The entries are to be written out again with no differences.
# # #
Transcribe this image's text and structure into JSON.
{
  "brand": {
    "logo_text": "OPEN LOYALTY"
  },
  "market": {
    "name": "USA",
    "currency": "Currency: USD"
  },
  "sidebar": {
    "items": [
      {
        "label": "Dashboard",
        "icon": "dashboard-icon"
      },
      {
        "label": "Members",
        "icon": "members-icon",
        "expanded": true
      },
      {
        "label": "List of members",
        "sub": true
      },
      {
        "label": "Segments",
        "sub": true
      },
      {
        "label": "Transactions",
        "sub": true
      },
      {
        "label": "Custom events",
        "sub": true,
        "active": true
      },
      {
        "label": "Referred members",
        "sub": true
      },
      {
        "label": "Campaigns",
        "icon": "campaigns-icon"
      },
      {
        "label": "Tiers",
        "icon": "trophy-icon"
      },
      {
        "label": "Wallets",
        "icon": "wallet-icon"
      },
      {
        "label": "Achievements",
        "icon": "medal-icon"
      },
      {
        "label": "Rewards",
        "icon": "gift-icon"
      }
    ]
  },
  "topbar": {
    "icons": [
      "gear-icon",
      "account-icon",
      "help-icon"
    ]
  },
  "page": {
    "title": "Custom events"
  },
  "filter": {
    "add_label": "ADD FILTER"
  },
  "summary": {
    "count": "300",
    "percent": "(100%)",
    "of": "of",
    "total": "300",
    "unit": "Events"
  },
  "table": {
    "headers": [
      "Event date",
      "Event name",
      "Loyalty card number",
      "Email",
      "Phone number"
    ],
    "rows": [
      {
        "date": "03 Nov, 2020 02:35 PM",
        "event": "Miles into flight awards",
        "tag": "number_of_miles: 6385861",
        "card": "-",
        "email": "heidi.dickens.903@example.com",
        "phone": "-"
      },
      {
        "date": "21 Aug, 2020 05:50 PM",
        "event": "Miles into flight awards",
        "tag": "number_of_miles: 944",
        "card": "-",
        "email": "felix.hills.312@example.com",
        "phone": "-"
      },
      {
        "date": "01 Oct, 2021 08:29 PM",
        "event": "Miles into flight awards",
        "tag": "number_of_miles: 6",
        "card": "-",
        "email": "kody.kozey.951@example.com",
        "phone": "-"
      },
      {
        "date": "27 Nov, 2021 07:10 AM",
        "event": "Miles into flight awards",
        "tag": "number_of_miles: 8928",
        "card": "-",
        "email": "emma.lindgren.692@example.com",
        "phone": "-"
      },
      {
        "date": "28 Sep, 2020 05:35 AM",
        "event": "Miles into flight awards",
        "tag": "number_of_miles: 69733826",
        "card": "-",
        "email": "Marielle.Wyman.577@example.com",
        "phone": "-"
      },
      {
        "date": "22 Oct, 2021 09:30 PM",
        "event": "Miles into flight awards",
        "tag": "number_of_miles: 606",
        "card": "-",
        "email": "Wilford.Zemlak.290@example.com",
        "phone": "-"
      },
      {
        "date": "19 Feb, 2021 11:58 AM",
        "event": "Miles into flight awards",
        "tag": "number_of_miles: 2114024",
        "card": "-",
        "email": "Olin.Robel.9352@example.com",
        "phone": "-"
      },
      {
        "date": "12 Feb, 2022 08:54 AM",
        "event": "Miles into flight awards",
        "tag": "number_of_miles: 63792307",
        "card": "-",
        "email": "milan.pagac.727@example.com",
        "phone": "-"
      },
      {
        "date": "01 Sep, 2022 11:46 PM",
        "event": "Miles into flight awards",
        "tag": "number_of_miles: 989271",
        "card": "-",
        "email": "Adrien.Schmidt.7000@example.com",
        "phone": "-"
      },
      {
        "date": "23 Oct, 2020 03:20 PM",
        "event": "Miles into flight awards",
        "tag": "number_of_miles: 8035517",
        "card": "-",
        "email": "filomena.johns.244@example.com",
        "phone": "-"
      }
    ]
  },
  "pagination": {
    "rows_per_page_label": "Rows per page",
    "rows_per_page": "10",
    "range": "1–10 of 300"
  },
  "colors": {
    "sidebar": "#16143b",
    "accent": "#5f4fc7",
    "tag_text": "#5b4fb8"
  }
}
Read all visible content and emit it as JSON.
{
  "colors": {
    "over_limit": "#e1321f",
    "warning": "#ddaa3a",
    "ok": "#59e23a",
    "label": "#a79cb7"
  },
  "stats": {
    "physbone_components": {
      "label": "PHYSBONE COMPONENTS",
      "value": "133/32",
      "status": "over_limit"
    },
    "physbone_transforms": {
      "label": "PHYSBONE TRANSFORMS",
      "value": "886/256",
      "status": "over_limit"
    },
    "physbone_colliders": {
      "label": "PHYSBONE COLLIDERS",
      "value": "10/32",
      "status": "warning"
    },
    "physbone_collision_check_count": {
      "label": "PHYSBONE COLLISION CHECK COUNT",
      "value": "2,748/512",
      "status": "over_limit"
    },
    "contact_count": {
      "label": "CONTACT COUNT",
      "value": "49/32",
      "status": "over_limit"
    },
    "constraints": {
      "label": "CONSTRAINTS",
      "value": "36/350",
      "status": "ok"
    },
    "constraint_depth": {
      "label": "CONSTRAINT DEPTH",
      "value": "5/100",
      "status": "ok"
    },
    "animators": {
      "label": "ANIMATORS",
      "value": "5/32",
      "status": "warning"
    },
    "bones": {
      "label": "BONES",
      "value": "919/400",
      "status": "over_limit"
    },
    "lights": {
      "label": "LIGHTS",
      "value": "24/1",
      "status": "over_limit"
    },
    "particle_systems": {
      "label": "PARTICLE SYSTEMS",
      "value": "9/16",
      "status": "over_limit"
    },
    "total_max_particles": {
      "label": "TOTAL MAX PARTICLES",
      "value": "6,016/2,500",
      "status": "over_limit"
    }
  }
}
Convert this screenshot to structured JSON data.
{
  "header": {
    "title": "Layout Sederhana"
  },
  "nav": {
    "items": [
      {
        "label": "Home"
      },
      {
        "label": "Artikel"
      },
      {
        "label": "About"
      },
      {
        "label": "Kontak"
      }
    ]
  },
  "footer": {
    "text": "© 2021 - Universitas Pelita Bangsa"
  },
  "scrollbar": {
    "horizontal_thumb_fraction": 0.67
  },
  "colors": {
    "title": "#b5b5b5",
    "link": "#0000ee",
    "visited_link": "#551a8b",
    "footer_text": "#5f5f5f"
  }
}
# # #
*EXERCISE OUTPUT*:
Transcribe this image's text and structure into JSON.
{
  "brand": {
    "logo_text": "OPEN LOYALTY"
  },
  "market": {
    "name": "USA",
    "currency": "Currency: USD"
  },
  "sidebar": {
    "items": [
      {
        "label": "Dashboard",
        "icon": "dashboard-icon"
      },
      {
        "label": "Members",
        "icon": "members-icon",
        "expanded": true
      },
      {
        "label": "List of members",
        "sub": true
      },
      {
        "label": "Segments",
        "sub": true
      },
      {
        "label": "Transactions",
        "sub": true
      },
      {
        "label": "Custom events",
        "sub": true,
        "active": true
      },
      {
        "label": "Referred members",
        "sub": true
      },
      {
        "label": "Campaigns",
        "icon": "campaigns-icon"
      },
      {
        "label": "Tiers",
        "icon": "trophy-icon"
      },
      {
        "label": "Wallets",
        "icon": "wallet-icon"
      },
      {
        "label": "Achievements",
        "icon": "medal-icon"
      },
      {
        "label": "Rewards",
        "icon": "gift-icon"
      }
    ]
  },
  "topbar": {
    "icons": [
      "gear-icon",
      "account-icon",
      "help-icon"
    ]
  },
  "page": {
    "title": "Custom events"
  },
  "filter": {
    "add_label": "ADD FILTER"
  },
  "summary": {
    "count": "300",
    "percent": "(100%)",
    "of": "of",
    "total": "300",
    "unit": "Events"
  },
  "table": {
    "headers": [
      "Event date",
      "Event name",
      "Loyalty card number",
      "Email",
      "Phone number"
    ],
    "rows": [
      {
        "date": "03 Nov, 2020 02:35 PM",
        "event": "Miles into flight awards",
        "tag": "number_of_miles: 6385861",
        "card": "-",
        "email": "heidi.dickens.903@example.com",
        "phone": "-"
      },
      {
        "date": "21 Aug, 2020 05:50 PM",
        "event": "Miles into flight awards",
        "tag": "number_of_miles: 944",
        "card": "-",
        "email": "felix.hills.312@example.com",
        "phone": "-"
      },
      {
        "date": "01 Oct, 2021 08:29 PM",
        "event": "Miles into flight awards",
        "tag": "number_of_miles: 6",
        "card": "-",
        "email": "kody.kozey.951@example.com",
        "phone": "-"
      },
      {
        "date": "27 Nov, 2021 07:10 AM",
        "event": "Miles into flight awards",
        "tag": "number_of_miles: 8928",
        "card": "-",
        "email": "emma.lindgren.692@example.com",
        "phone": "-"
      },
      {
        "date": "28 Sep, 2020 05:35 AM",
        "event": "Miles into flight awards",
        "tag": "number_of_miles: 69733826",
        "card": "-",
        "email": "Marielle.Wyman.577@example.com",
        "phone": "-"
      },
      {
        "date": "22 Oct, 2021 09:30 PM",
        "event": "Miles into flight awards",
        "tag": "number_of_miles: 606",
        "card": "-",
        "email": "Wilford.Zemlak.290@example.com",
        "phone": "-"
      },
      {
        "date": "19 Feb, 2021 11:58 AM",
        "event": "Miles into flight awards",
        "tag": "number_of_miles: 2114024",
        "card": "-",
        "email": "Olin.Robel.9352@example.com",
        "phone": "-"
      },
      {
        "date": "12 Feb, 2022 08:54 AM",
        "event": "Miles into flight awards",
        "tag": "number_of_miles: 63792307",
        "card": "-",
        "email": "milan.pagac.727@example.com",
        "phone": "-"
      },
      {
        "date": "01 Sep, 2022 11:46 PM",
        "event": "Miles into flight awards",
        "tag": "number_of_miles: 989271",
        "card": "-",
        "email": "Adrien.Schmidt.7000@example.com",
        "phone": "-"
      },
      {
        "date": "23 Oct, 2020 03:20 PM",
        "event": "Miles into flight awards",
        "tag": "number_of_miles: 8035517",
        "card": "-",
        "email": "filomena.johns.244@example.com",
        "phone": "-"
      }
    ]
  },
  "pagination": {
    "rows_per_page_label": "Rows per page",
    "rows_per_page": "10",
    "range": "1–10 of 300"
  },
  "colors": {
    "sidebar": "#16143b",
    "accent": "#5f4fc7",
    "tag_text": "#5b4fb8"
  }
}
Read all visible content and emit it as JSON.
{
  "colors": {
    "over_limit": "#e1321f",
    "warning": "#ddaa3a",
    "ok": "#59e23a",
    "label": "#a79cb7"
  },
  "stats": {
    "physbone_components": {
      "label": "PHYSBONE COMPONENTS",
      "value": "133/32",
      "status": "over_limit"
    },
    "physbone_transforms": {
      "label": "PHYSBONE TRANSFORMS",
      "value": "886/256",
      "status": "over_limit"
    },
    "physbone_colliders": {
      "label": "PHYSBONE COLLIDERS",
      "value": "10/32",
      "status": "warning"
    },
    "physbone_collision_check_count": {
      "label": "PHYSBONE COLLISION CHECK COUNT",
      "value": "2,748/512",
      "status": "over_limit"
    },
    "contact_count": {
      "label": "CONTACT COUNT",
      "value": "49/32",
      "status": "over_limit"
    },
    "constraints": {
      "label": "CONSTRAINTS",
      "value": "36/350",
      "status": "ok"
    },
    "constraint_depth": {
      "label": "CONSTRAINT DEPTH",
      "value": "5/100",
      "status": "ok"
    },
    "animators": {
      "label": "ANIMATORS",
      "value": "5/32",
      "status": "warning"
    },
    "bones": {
      "label": "BONES",
      "value": "919/400",
      "status": "over_limit"
    },
    "lights": {
      "label": "LIGHTS",
      "value": "24/1",
      "status": "over_limit"
    },
    "particle_systems": {
      "label": "PARTICLE SYSTEMS",
      "value": "9/16",
      "status": "over_limit"
    },
    "total_max_particles": {
      "label": "TOTAL MAX PARTICLES",
      "value": "6,016/2,500",
      "status": "over_limit"
    }
  }
}
Convert this screenshot to structured JSON data.
{
  "header": {
    "title": "Layout Sederhana"
  },
  "nav": {
    "items": [
      {
        "label": "Home"
      },
      {
        "label": "Artikel"
      },
      {
        "label": "About"
      },
      {
        "label": "Kontak"
      }
    ]
  },
  "footer": {
    "text": "© 2021 - Universitas Pelita Bangsa"
  },
  "scrollbar": {
    "horizontal_thumb_fraction": 0.67
  },
  "colors": {
    "title": "#b5b5b5",
    "link": "#0000ee",
    "visited_link": "#551a8b",
    "footer_text": "#5f5f5f"
  }
}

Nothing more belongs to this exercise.